TASK OBJECTIVE
Please copy each line of the data that includes the string "Terminology".

(Dataset records)
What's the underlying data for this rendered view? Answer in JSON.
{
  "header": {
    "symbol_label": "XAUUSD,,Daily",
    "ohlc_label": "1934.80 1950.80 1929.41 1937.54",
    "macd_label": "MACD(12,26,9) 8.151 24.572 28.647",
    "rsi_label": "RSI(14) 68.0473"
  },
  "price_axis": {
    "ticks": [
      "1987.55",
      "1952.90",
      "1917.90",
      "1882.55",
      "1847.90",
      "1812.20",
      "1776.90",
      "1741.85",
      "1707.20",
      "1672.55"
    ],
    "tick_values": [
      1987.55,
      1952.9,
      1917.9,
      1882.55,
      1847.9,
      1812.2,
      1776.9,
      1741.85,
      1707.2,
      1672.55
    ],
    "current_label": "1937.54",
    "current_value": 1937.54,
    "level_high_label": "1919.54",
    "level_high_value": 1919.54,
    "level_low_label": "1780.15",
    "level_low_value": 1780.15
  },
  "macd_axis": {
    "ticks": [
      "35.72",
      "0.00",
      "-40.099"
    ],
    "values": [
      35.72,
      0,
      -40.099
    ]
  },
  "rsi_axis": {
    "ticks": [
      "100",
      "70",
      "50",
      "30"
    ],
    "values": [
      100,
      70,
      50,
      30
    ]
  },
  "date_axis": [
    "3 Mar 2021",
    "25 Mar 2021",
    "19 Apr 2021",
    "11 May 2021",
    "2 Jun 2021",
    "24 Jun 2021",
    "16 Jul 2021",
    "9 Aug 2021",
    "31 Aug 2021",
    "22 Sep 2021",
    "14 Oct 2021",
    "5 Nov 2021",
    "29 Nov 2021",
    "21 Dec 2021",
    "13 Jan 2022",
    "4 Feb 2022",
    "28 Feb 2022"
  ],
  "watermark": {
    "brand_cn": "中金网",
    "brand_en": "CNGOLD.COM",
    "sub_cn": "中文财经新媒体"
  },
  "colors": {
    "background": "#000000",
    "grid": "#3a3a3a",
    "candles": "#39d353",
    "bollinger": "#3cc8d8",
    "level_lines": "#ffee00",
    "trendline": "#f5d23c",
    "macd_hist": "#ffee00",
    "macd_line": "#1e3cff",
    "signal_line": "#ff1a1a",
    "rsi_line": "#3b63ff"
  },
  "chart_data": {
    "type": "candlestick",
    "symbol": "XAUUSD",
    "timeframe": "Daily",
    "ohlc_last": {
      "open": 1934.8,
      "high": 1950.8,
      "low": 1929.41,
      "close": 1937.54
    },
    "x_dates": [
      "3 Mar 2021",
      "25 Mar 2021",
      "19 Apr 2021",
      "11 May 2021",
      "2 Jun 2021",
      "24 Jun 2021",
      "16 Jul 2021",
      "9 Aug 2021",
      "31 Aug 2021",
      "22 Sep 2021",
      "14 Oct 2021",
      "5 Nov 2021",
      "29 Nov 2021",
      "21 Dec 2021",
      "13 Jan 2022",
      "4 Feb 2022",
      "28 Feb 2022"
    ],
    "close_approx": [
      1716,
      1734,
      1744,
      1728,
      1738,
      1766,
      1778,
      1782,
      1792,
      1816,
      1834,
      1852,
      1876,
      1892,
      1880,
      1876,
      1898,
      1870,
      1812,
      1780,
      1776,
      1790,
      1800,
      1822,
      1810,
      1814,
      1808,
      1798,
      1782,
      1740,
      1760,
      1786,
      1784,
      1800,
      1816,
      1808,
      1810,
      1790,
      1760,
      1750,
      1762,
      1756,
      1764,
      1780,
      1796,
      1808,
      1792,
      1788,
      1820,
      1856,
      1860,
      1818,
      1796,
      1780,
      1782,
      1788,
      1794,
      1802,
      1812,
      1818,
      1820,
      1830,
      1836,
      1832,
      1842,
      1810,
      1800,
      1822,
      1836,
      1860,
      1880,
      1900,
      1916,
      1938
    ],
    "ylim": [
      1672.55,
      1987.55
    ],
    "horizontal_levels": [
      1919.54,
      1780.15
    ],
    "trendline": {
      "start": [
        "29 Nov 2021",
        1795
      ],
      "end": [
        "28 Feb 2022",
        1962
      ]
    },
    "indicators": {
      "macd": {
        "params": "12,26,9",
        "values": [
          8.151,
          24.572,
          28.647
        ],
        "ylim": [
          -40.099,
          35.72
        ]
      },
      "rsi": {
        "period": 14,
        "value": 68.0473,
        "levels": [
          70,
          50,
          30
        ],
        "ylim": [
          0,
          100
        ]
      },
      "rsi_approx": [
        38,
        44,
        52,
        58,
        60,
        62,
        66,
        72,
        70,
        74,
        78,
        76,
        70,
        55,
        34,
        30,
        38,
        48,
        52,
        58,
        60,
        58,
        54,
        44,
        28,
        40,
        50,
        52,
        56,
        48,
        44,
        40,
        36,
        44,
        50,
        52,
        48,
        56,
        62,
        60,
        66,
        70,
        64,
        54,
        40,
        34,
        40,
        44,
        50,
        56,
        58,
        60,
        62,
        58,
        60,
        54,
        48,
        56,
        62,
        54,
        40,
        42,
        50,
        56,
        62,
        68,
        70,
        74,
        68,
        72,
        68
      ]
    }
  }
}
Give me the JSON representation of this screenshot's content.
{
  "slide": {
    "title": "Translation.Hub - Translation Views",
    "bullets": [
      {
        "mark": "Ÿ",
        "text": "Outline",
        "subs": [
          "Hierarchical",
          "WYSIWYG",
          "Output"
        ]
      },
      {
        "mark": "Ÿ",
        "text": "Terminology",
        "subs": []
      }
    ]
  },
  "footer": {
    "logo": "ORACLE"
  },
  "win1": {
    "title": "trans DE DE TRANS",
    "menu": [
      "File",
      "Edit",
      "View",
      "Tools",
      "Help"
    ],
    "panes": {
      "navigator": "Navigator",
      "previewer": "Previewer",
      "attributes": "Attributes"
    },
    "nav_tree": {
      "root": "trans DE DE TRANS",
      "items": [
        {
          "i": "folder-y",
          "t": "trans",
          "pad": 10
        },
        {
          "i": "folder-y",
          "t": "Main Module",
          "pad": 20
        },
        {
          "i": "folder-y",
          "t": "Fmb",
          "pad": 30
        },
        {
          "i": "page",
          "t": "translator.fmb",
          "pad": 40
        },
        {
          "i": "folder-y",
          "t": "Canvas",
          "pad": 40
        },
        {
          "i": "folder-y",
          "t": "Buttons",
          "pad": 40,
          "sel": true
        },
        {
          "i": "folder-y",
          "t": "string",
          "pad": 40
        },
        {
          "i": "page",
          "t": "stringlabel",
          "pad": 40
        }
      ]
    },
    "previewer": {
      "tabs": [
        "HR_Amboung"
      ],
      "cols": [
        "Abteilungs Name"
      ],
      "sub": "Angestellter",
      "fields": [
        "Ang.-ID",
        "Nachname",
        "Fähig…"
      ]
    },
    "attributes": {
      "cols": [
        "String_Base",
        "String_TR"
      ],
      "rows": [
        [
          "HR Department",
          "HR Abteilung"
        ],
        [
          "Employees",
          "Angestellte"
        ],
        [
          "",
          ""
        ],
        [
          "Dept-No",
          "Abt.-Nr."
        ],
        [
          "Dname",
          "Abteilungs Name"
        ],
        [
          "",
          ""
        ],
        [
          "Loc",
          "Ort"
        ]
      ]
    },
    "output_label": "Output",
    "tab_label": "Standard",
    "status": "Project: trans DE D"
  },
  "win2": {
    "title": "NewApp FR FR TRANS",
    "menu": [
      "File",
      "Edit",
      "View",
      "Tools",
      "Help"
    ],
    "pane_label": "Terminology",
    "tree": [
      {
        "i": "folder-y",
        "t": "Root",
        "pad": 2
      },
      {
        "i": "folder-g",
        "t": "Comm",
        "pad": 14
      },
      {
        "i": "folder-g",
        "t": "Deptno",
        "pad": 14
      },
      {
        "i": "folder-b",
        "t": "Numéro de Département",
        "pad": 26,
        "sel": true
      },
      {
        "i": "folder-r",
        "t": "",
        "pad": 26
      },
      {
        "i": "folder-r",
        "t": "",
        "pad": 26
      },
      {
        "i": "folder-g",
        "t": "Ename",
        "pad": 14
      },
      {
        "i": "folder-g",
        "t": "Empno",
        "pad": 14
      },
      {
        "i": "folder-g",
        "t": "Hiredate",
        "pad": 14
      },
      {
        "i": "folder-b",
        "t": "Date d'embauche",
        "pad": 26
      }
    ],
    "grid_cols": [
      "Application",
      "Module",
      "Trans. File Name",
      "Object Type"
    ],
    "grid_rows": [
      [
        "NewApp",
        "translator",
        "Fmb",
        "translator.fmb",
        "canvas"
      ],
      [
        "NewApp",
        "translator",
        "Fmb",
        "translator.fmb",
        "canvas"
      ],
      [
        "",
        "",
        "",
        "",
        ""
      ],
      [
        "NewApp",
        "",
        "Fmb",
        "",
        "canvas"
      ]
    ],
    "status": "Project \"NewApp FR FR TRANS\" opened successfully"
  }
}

YOUR RESPONSE
        "text": "Terminology",
    "pane_label": "Terminology",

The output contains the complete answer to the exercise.